      Joseph, R.; Martyn, Michael T.; Tanner, K.E.; Coates, Philip D.; Bonfield, W. (Maney, 2001)
      The shear and extensional properties of injection moulding grade hydroxyapatite¿polyethylene composites developed for orthopaedic applications have been studied. The composite was prepared without processing aids owing to concerns over the potential biological responses to such additives. The composite containing 20 vol.-% hydroxyapatite filler showed typical pseudoplastic behaviour. However, that containing 40 vol.-% hydroxyapatite filler tended to exhibit yield. The Maron¿Pierce equation was found to be useful in predicting the viscosities of the composite systems. The activation energy of the composite and the unfilled polymer were equal, indicating that the 20 vol.-% system exhibits the same flow mechanism as the unfilled polymer. A qualitative assessment of extensional properties was made following Cogswell's method. The extensional stress of the unfilled polymer decreases with increasing temperature whereas the composites behave in a complex manner. For all the systems the Trouton ratios tend to increase with apparent shear rates. The Trouton ratio also indicates that at higher temperatures the flow of these composites is dominated by extensional properties.

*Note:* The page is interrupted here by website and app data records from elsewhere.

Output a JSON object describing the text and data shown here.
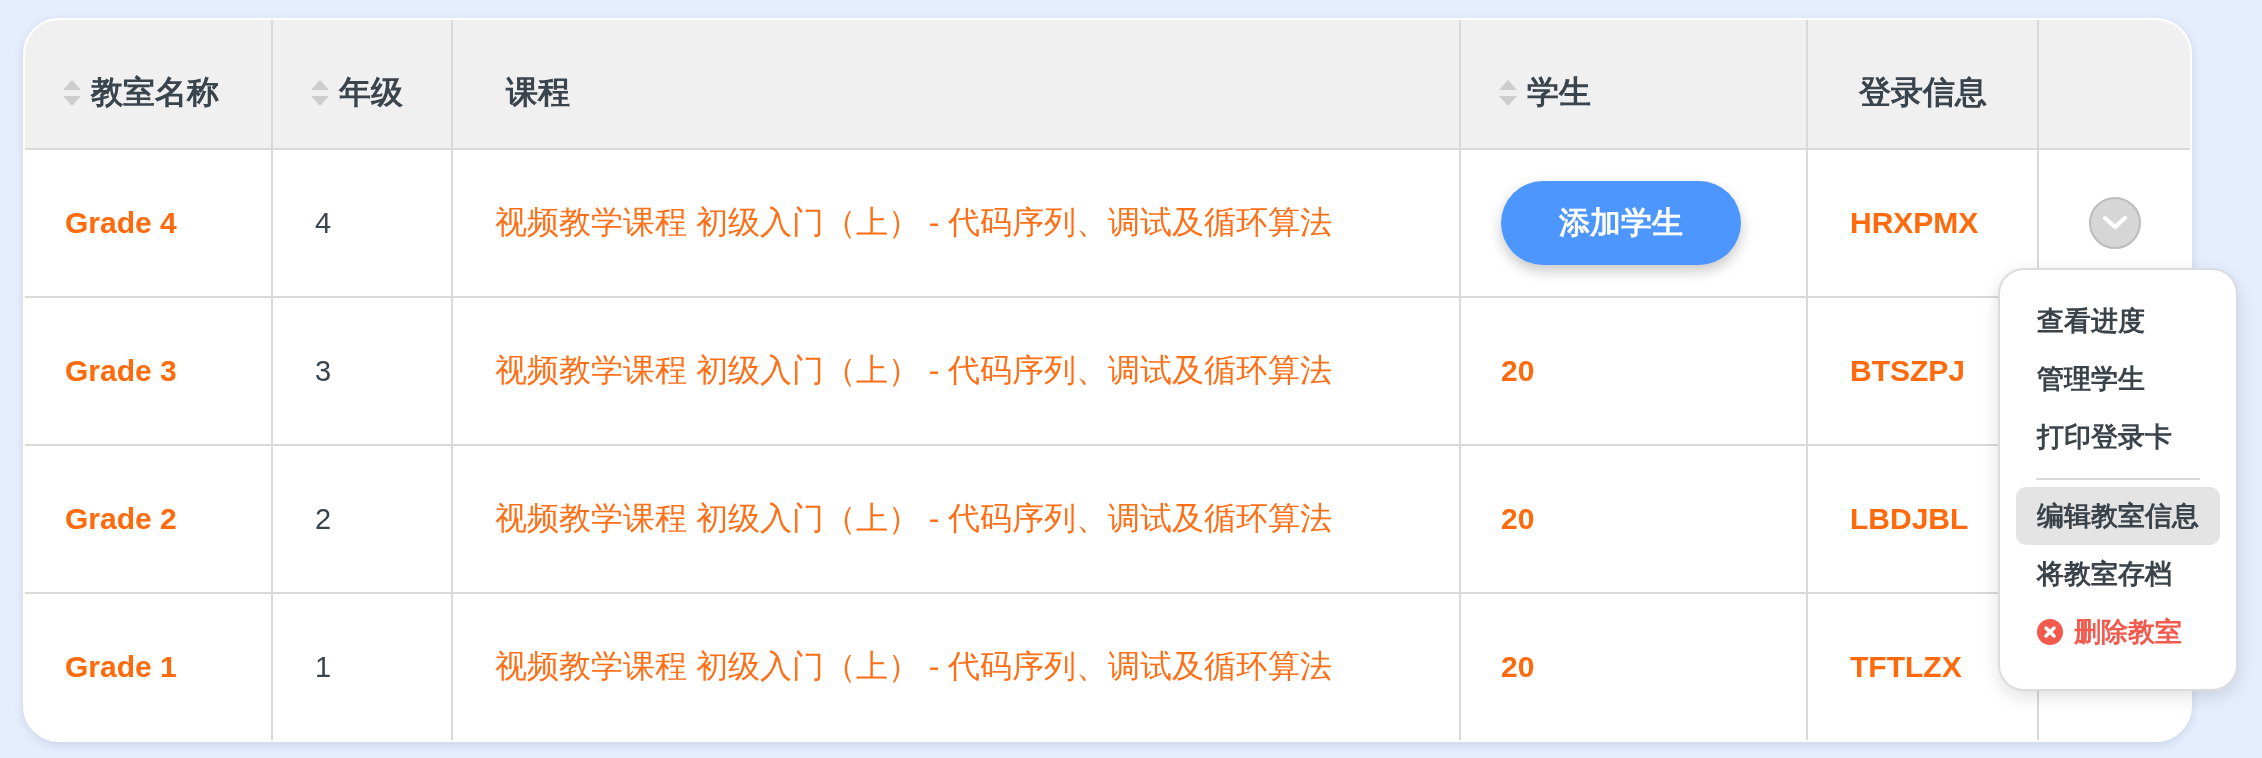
{
  "table": {
    "columns": [
      {
        "title": "教室名称",
        "sortable": true
      },
      {
        "title": "年级",
        "sortable": true
      },
      {
        "title": "课程",
        "sortable": false
      },
      {
        "title": "学生",
        "sortable": true
      },
      {
        "title": "登录信息",
        "sortable": false
      }
    ],
    "rows": [
      {
        "name": "Grade 4",
        "grade": "4",
        "course": "视频教学课程 初级入门（上） - 代码序列、调试及循环算法",
        "students": {
          "kind": "button",
          "text": "添加学生"
        },
        "login_code": "HRXPMX",
        "menu": {
          "expanded": true,
          "items": [
            {
              "kind": "action",
              "label": "查看进度",
              "selected": false
            },
            {
              "kind": "action",
              "label": "管理学生",
              "selected": false
            },
            {
              "kind": "action",
              "label": "打印登录卡",
              "selected": false
            },
            {
              "kind": "divider"
            },
            {
              "kind": "action",
              "label": "编辑教室信息",
              "selected": true
            },
            {
              "kind": "action",
              "label": "将教室存档",
              "selected": false
            },
            {
              "kind": "danger",
              "label": "删除教室",
              "selected": false
            }
          ]
        }
      },
      {
        "name": "Grade 3",
        "grade": "3",
        "course": "视频教学课程 初级入门（上） - 代码序列、调试及循环算法",
        "students": {
          "kind": "count",
          "text": "20"
        },
        "login_code": "BTSZPJ"
      },
      {
        "name": "Grade 2",
        "grade": "2",
        "course": "视频教学课程 初级入门（上） - 代码序列、调试及循环算法",
        "students": {
          "kind": "count",
          "text": "20"
        },
        "login_code": "LBDJBL"
      },
      {
        "name": "Grade 1",
        "grade": "1",
        "course": "视频教学课程 初级入门（上） - 代码序列、调试及循环算法",
        "students": {
          "kind": "count",
          "text": "20"
        },
        "login_code": "TFTLZX"
      }
    ]
  }
}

    • Rheological characterisation of hydroxapatite filled polyethylene composites. Part II - Isothermal compressibility and wall slip

      Martyn, Michael T.; Coates, Philip D.; Joseph, R.; Tanner, K.E.; Bonfield, W. (2001)
      Rheological characterisation of hydroxyapatite -high density polyethylene (HA-HDPE) composites has been performed in terms of isothermal compressibility and wall slip. Addition of HA to the polymer melt decreases the compressibility of the melt. The unfilled HDPE was found to exhibit wall slip at shear stresses as low as 0.10 MPa. The flow curves of the composites showed three distinct regions: a gradient at low shear rates; a plateau region; and a gradient at higher shear rate. An increase in rheometer pressure seems to suppress the slip in composites. The 40 vol.-% HA-HDPE composite exhibited two critical shear stresses, one corresponding to wall slip, which occurs in the lower shear rate region of the flow curve, and the other corresponding to a plateau, which is identified with the stick-slip behaviour of unfilled HDPE reported in the literature. The plateau shear stress increased with filler volume fraction and this effect is attributed to the decreased compressibility of the melt. A good correlation with a negative correlation coefficient was found to exist between compressibility and shear stress in the plateau region. The slip observed in unfilled HDPE and at low shear rates in the 40 vol.-% HA- HDPE systems has been explained in terms of a low molecular weight polymer layer formed at the melt/wall interface. The large interfacial slip observed in the plateau region is attributed to complete disentanglement of adsorbed chains from free chains at the melt/wall interface at and beyond the plateau region.